● **Your instructions**:
Scan the entries below for the string "badge" and copy every line where it turns up.

Records from a data source

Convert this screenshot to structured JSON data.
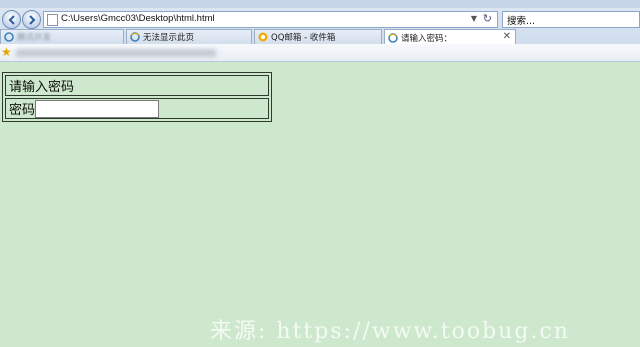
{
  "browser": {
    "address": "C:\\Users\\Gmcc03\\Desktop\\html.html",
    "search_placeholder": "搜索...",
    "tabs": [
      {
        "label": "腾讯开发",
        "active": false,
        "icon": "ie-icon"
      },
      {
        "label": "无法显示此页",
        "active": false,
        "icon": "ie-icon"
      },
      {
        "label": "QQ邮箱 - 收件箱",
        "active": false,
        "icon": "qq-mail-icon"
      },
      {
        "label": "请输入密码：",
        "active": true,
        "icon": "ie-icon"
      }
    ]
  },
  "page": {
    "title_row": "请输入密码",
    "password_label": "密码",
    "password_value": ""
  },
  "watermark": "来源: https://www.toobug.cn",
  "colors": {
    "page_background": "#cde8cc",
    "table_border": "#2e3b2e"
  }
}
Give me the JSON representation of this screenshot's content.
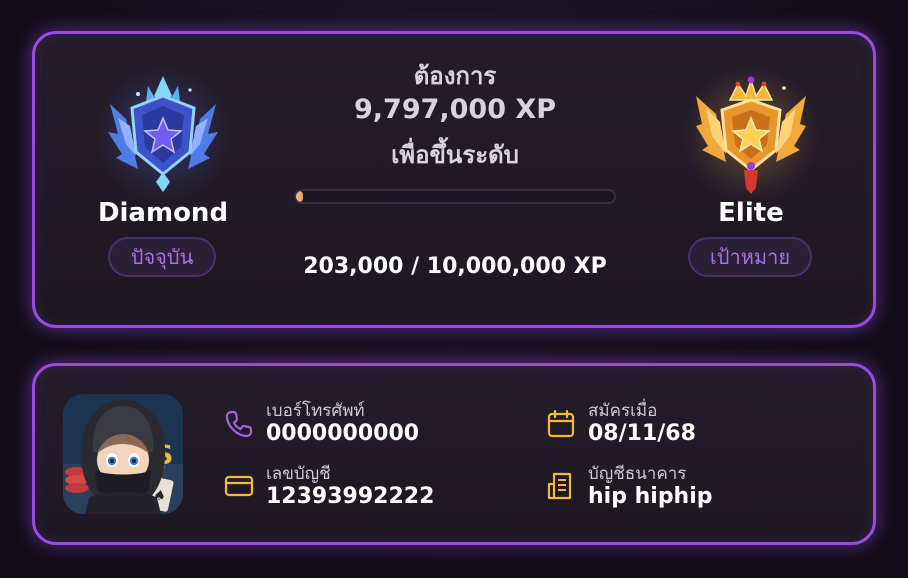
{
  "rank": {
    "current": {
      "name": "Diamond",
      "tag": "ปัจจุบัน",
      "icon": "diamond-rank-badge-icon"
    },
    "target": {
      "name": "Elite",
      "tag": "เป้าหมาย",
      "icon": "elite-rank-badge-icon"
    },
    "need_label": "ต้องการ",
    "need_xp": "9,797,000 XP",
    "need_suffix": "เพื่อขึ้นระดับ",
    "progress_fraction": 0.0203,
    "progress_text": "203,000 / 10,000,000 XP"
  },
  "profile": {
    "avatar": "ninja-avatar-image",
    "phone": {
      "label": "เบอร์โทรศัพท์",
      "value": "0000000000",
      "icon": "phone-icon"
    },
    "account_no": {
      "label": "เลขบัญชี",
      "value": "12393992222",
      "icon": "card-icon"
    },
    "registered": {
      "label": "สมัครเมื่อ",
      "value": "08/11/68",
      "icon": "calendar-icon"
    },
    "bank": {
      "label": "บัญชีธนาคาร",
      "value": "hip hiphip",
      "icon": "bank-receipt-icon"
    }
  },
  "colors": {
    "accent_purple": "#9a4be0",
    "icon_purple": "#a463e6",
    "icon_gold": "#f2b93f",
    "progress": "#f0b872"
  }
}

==

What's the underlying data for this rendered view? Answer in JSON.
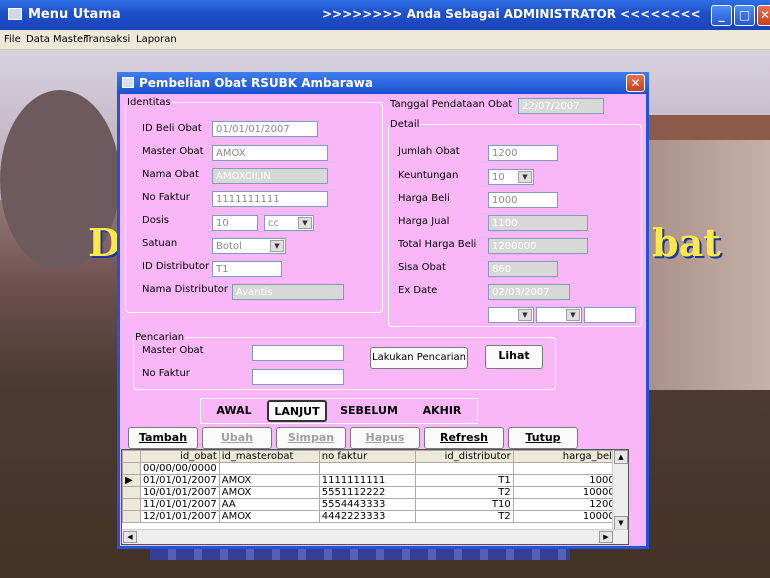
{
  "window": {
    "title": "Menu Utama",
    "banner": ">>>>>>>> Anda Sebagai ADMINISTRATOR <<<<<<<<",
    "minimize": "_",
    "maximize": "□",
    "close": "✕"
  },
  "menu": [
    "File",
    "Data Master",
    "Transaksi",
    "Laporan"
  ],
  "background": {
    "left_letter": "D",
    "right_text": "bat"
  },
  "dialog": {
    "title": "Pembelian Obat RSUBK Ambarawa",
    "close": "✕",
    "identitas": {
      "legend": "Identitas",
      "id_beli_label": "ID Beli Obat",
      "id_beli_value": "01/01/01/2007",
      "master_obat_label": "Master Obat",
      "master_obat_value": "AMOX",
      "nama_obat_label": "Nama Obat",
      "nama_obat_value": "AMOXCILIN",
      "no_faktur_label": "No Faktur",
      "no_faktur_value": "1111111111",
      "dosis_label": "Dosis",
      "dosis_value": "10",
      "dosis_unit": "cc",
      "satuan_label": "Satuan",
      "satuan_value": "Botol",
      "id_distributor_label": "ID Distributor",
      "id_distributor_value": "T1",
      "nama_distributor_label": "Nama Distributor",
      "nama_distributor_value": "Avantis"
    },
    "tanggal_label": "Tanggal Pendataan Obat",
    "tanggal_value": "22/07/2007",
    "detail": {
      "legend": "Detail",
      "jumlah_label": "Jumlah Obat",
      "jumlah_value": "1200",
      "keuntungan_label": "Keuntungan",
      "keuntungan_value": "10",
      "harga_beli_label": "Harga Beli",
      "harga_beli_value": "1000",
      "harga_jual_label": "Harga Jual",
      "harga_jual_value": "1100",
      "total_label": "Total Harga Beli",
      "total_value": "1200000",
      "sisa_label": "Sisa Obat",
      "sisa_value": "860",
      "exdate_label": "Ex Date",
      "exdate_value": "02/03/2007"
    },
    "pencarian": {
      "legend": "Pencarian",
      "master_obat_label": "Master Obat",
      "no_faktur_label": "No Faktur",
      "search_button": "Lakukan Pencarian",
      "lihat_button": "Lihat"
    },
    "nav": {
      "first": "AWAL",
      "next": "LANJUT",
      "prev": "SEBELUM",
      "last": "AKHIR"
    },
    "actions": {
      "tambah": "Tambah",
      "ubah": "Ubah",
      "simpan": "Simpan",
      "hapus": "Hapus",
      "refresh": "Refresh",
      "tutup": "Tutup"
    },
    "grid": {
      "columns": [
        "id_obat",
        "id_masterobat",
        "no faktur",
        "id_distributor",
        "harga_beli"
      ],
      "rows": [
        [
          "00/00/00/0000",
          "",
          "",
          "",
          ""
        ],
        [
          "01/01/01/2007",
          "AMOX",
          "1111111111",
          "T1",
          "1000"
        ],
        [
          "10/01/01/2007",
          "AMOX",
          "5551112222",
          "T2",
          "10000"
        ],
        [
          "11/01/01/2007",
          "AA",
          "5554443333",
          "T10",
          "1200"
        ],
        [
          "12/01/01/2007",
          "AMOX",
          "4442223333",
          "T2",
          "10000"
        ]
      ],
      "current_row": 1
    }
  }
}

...

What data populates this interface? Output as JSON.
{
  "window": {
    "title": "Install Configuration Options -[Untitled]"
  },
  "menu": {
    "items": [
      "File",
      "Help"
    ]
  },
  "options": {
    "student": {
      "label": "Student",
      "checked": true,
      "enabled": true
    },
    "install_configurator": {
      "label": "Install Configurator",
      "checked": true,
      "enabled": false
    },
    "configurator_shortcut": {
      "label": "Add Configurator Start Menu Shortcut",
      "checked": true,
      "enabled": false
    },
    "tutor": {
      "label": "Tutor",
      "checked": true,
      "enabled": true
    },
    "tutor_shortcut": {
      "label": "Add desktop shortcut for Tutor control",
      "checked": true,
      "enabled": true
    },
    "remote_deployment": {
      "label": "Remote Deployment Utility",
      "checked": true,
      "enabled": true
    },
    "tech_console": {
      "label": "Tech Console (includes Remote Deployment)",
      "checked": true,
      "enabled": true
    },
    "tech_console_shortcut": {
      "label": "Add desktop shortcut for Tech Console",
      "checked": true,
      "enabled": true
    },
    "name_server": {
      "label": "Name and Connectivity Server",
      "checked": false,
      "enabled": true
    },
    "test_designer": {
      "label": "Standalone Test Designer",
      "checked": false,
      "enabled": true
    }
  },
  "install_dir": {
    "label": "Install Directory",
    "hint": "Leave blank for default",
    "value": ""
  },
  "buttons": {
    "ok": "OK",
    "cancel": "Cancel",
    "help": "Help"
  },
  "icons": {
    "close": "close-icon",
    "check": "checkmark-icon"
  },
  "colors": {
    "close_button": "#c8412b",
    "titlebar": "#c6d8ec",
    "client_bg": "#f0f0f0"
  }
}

● **Task output**:
      "icon": "diamond-rank-badge-icon"
      "icon": "elite-rank-badge-icon"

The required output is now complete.